Image 2: Adding a particle system.

To add a new particle system to an object, go to the Particle sub-context of the Object (F7) context and click Add New in the Particle System tab. An object can have many Particle Systems. Therefore, when adding a Particle system, you may also:

  • Select an existing particle system from the drop-down menu next to the Add New button.
  • Advance the active particle system (X Part Y) selector to an empty slot by clicking it near its right edge. As with

material indices, the number to the left of Part indicates the active particle system, while the number on the right indicates the number of particle systems available for the object.

  • Switch between already assigned Particle systems (X Part Y).
  • Exchange one particle system for an other (for example PA:PSys.002 to PA:PSys.001)

Types of Particle systems

Image 3: Particle system types.

After you have created a particle system, the Buttons window fills with many panels and buttons. But don’t panic! There are three different types of particle systems, and you can change between these three with the Type drop-down list:

This parallels the old system to the greatest extent. In such a system, particles are emitted from the selected object from the Start frame to the End frame and have a certain lifespan. You may also render these kind of particles as strands (depending on the particle’s physics).
Reactor particles are born when other systems’ particles do things. Usually, but not with emit from particles, the target particle’s size determines it’s area of influence. This is useful for most of the effects where you would have used children in the old particle system.
This system type is rendered as strands and has some very special properties: it may be edited in the 3D window in realtime and you can also animate the strands as Softbodies (similar to Softbody curves).

The settings in the Particle System panel are different for each system type. For example, in Image 3 they are shown for only system type Emitter.

Common Options

Each system has the same basic sets of controls, but options within those sets vary based on the system employed. These sets of controls are:

  • Particle System - basic controls about quantity and quality.
  • Physics - how the particles behave.
  • Visualization - how to see the particles, in the 3D viewport and when rendered.
  • Extras - controlling emission, interaction and time.
  • Children - particles spawning more particles.

Some individual settings are common for more than one particle system:

  • Datablock selector (PA:): here you can select particle systems (browser button), name them (text field), or delete them (X button).
  • X Part Y: selector for the active particle system.
  • Enable buttons: toggle for enabling or disabling the active particle system in the 3D window or the rendering.
  • Type: menu for selecting the type of particle system.

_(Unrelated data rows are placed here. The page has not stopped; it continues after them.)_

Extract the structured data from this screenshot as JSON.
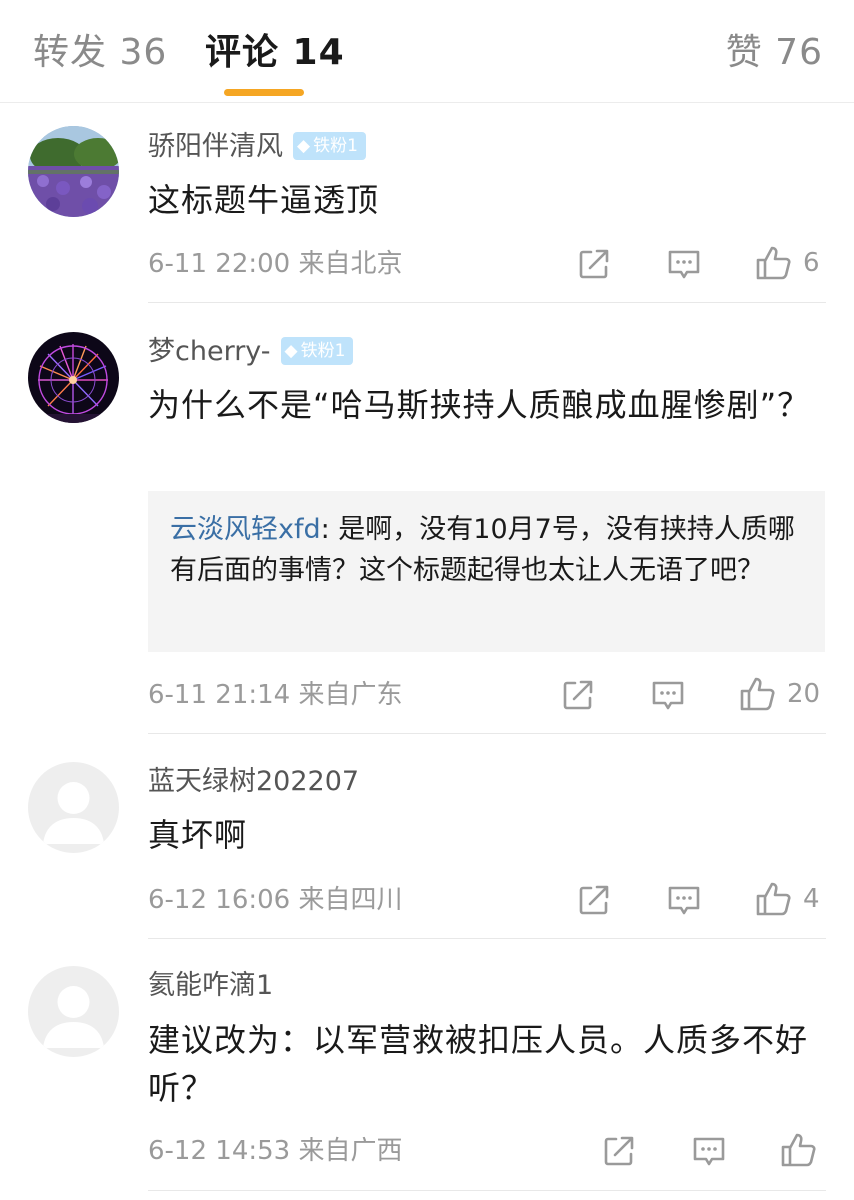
{
  "tabs": {
    "repost": "转发 36",
    "comment": "评论 14",
    "like": "赞 76"
  },
  "colors": {
    "accent": "#f5a623",
    "reply_username": "#3a6fa5",
    "badge_bg": "#bfe3fb",
    "meta_gray": "#9a9a9a"
  },
  "comments": [
    {
      "username": "骄阳伴清风",
      "badge": "铁粉1",
      "text": "这标题牛逼透顶",
      "meta": "6-11 22:00 来自北京",
      "likes": "6",
      "avatar": "photo-lavender-field"
    },
    {
      "username": "梦cherry-",
      "badge": "铁粉1",
      "text": "为什么不是“哈马斯挟持人质酿成血腥惨剧”？",
      "reply_user": "云淡风轻xfd",
      "reply_text": ": 是啊，没有10月7号，没有挟持人质哪有后面的事情？这个标题起得也太让人无语了吧？",
      "meta": "6-11 21:14 来自广东",
      "likes": "20",
      "avatar": "photo-ferris-wheel-night"
    },
    {
      "username": "蓝天绿树202207",
      "text": "真坏啊",
      "meta": "6-12 16:06 来自四川",
      "likes": "4",
      "avatar": "default-user-icon"
    },
    {
      "username": "氦能咋滴1",
      "text": "建议改为：以军营救被扣压人员。人质多不好听？",
      "meta": "6-12 14:53 来自广西",
      "likes": "",
      "avatar": "default-user-icon"
    }
  ],
  "icons": {
    "share": "share-icon",
    "comment": "comment-icon",
    "like": "thumbs-up-icon",
    "badge": "diamond-icon"
  }
}
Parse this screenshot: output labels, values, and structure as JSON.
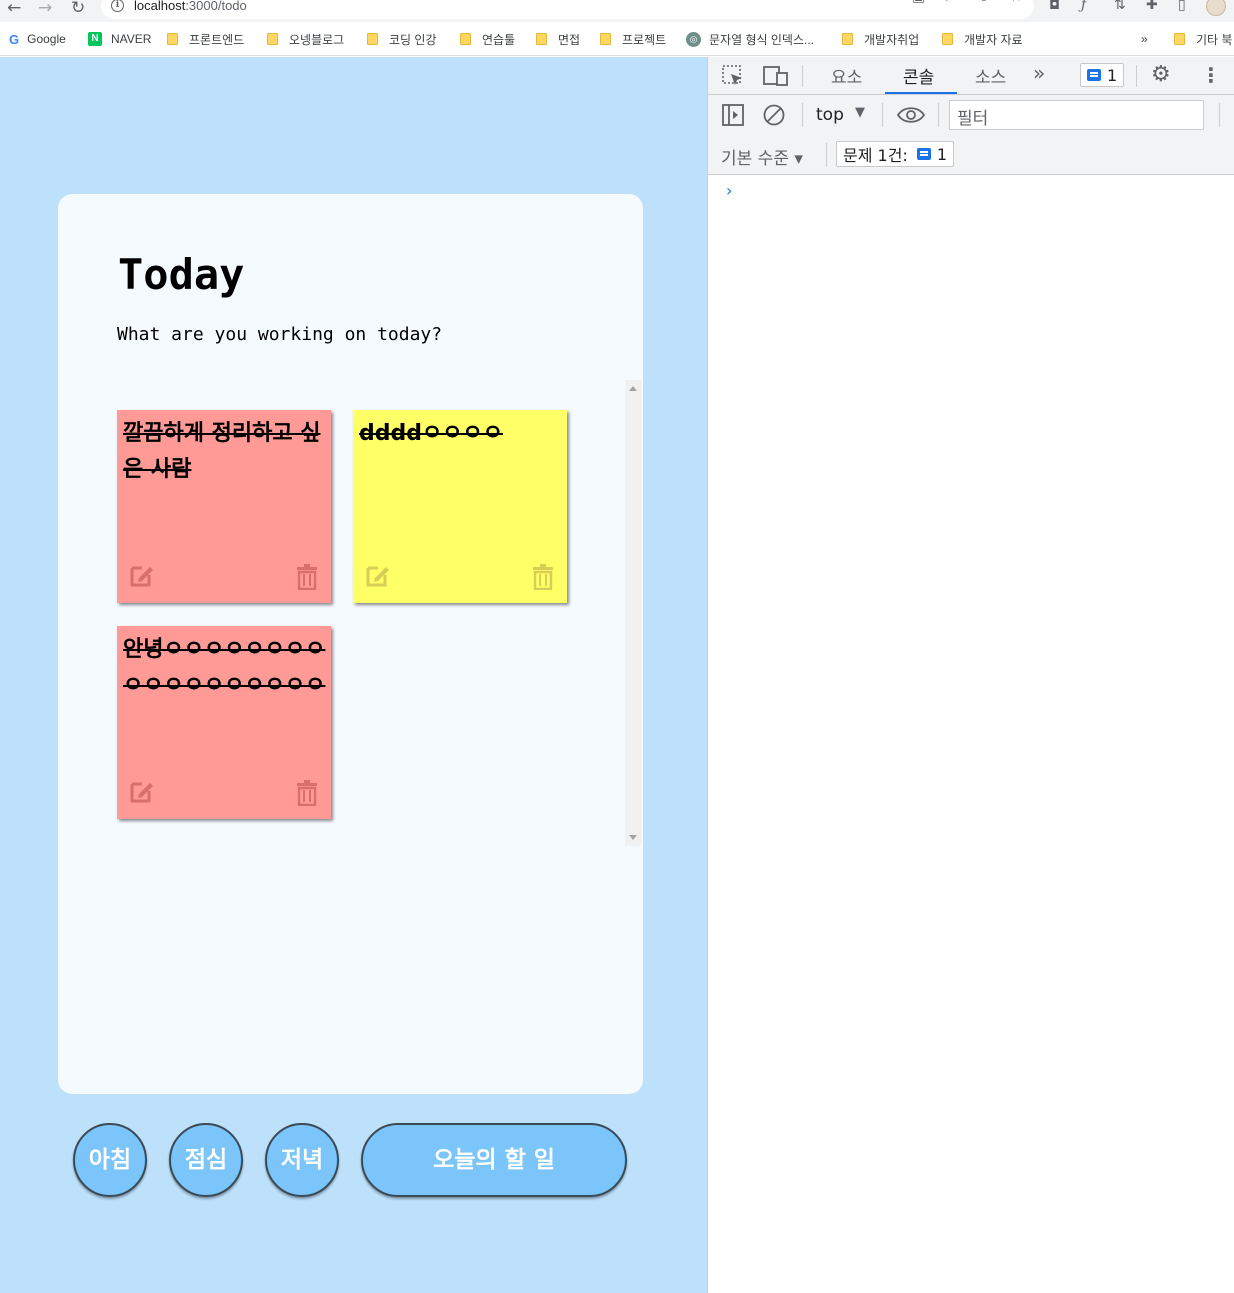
{
  "browser": {
    "url_host": "localhost",
    "url_path": ":3000/todo",
    "back_glyph": "←",
    "forward_glyph": "→",
    "reload_glyph": "↻",
    "bookmarks": [
      {
        "label": "Google",
        "icon": "google-icon"
      },
      {
        "label": "NAVER",
        "icon": "naver-icon"
      },
      {
        "label": "프론트엔드",
        "icon": "folder-icon"
      },
      {
        "label": "오넹블로그",
        "icon": "folder-icon"
      },
      {
        "label": "코딩 인강",
        "icon": "folder-icon"
      },
      {
        "label": "연습툴",
        "icon": "folder-icon"
      },
      {
        "label": "면접",
        "icon": "folder-icon"
      },
      {
        "label": "프로젝트",
        "icon": "folder-icon"
      },
      {
        "label": "문자열 형식 인덱스...",
        "icon": "openai-icon"
      },
      {
        "label": "개발자취업",
        "icon": "folder-icon"
      },
      {
        "label": "개발자 자료",
        "icon": "folder-icon"
      }
    ],
    "overflow_label": "»",
    "other_bookmarks_label": "기타 북"
  },
  "app": {
    "title": "Today",
    "subtitle": "What are you working on today?",
    "notes": [
      {
        "text": "깔끔하게 정리하고 싶은 사람",
        "color": "#ff9a96"
      },
      {
        "text": "ddddㅇㅇㅇㅇ",
        "color": "#ffff66"
      },
      {
        "text": "안녕ㅇㅇㅇㅇㅇㅇㅇㅇㅇㅇㅇㅇㅇㅇㅇㅇㅇㅇ",
        "color": "#ff9a96"
      }
    ],
    "buttons": {
      "morning": "아침",
      "lunch": "점심",
      "dinner": "저녁",
      "today": "오늘의 할 일"
    },
    "colors": {
      "background": "#bde0fb",
      "card": "#f5faff",
      "button": "#7cc5fa"
    }
  },
  "devtools": {
    "tabs": {
      "elements": "요소",
      "console": "콘솔",
      "sources": "소스"
    },
    "active_tab": "콘솔",
    "issues_count": "1",
    "context": "top",
    "filter_placeholder": "필터",
    "log_level": "기본 수준",
    "issues_label": "문제 1건:",
    "issues_badge_count": "1",
    "prompt_glyph": "›"
  }
}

Interaction in real time

To work with particle systems you may find it handy to use the Timeline window. You can change between frames and the particle system will always be shown in the actual state. The option Continue Physics in the Playback menu of the Timeline window lets you interact in real time with the particle system, e.g. by moving collision objects or shake an emitter object. And this is real fun!

Blender3D FreeTip.gif
Continue Physics does not work while playing the animation with AltA
Right. This works only if you start the animation with the Play button of the Timeline window.

Two notes at the end:

  • For renderfarms, it is best to bake all the physics systems, and then copy the blendcache to the renderfarm as well.
  • Be careful with the sequence of modifiers in the modifier stack (as always). You may have a different number of faces in the 3D window and for rendering (from v2.47 upwards), if so, the rendered result may be very different from what you see in the 3D window.

We will continue with an overview over the three different particle system types.


Author’s Note
I have written the text and created the images for the german manual [1] --Soylentgreen 19:53, 4 February 2008 (CET)
I've taken quite a lot of text from BlenderDev/Particles_Rewrite_Doc and from [2]. So who is to be credited for that and in what form? --Soylentgreen 20:13, 5 February 2008 (CET)